As of March 15, Cisci has been forced to restrict his shop service due to the social distancing measures against the novel Coronavirus. This has prevented him and other shopkeepers from running their customer- dependent businesses sustainably, likely leading to a closure of such stores in the near future. Some novel innovations have come forth in the City of Groningen at least, with the ‘online department store’ Warenhuis.Groningen.com launching last week, with around 30 local shops signed up.
More than just a shop
Amazon, whose annual revenue is comparable to that of Finland’s economy, and is well-known across the world for its violations of workers rights, is currently the largest e-tailer in the world. With 800,000 workers, cheap prime subscriptions for speedy delivery services, and a hub for Dutch companies to sell products across Europe, the global market leader is intent on dominating the playing field in The Netherlands as well.
“Each of the webstores will have to prove what makes them special to the consumer,” said Thammo Bijmolt, chairman of the University of Groningen’s Economics and Business department.

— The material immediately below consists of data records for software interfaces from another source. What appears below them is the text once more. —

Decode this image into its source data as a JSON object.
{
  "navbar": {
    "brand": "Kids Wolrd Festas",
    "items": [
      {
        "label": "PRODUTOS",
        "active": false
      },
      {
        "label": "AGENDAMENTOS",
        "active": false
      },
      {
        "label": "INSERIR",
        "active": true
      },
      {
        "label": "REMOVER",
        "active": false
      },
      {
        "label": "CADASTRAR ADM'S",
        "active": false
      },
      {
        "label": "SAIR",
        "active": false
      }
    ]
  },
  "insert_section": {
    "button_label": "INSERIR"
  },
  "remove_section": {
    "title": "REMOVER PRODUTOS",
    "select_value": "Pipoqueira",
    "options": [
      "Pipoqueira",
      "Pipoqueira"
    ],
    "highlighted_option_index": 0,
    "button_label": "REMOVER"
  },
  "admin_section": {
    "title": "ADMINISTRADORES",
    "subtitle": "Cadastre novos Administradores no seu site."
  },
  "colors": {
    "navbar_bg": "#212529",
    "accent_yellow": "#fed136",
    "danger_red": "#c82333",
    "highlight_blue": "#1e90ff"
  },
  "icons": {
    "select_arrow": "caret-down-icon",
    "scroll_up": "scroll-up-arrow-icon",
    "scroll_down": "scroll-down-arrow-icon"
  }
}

Amazon’s expansion will have the “most serious consequences” for Bol.com among all players due to its similarity to the U.S. Service, says Bijmolt. “In the future, retailing will become even more omni-channel, including bricks-and-mortar stores in many cases”, he said.
“More and more cafés and restaurants are opting for ‘retailment’, blurring the lines between entertainment and retail,” the former Groninger urban planner Gerard Tolner said.
Losing the local
Such a shift is already visible in big retail chains across Europe, with H&M stores in London, Stockholm and soon Groningen testing a new business model that offers a mixture of clothing, food and furniture services.
According to Tolner, the regulations for Dutch cities and retail differ from other European countries in that the Netherlands “have always forbidden big shopping malls on the outskirts of a city center.”
Since e-commerce only entered the Dutch market about ten years ago, the shift from physical retail to webstores and changing customer demands are now being reflected in the way the city looks.
“When prices were the same everywhere, you went to the next new place to shop and only visited the center if your wanted products were not available anywhere else”, said Tolner in reference to the structural evolution of the City of Groningen.
Nationwide, the arrival of Amazon among other e-commerce platforms would likely impact shops with smaller selections in rural areas first, Tolner points out, since the comfort of home delivery and cheaper prices might lure away customers from physical retail.
As shopkeepers like Cisci struggle to compete with larger players on- and offline across the globe, Tolner sees this as part of an ever-changing industry whose evolution cannot be anticipated.
“The problem nowadays, not just within retail, but a lot of things, is that changes come so fast and can be devastating, for example having half empty streets where shops used to be,” he stated. “It’s survival of the fittest, that means being aware of trends and taking new initiatives in change.”
Naturally, this view, which has shaped both political and economic thinking for several centuries, may well have unintended consequences for the future, not least for our cities.
Image supplied by the author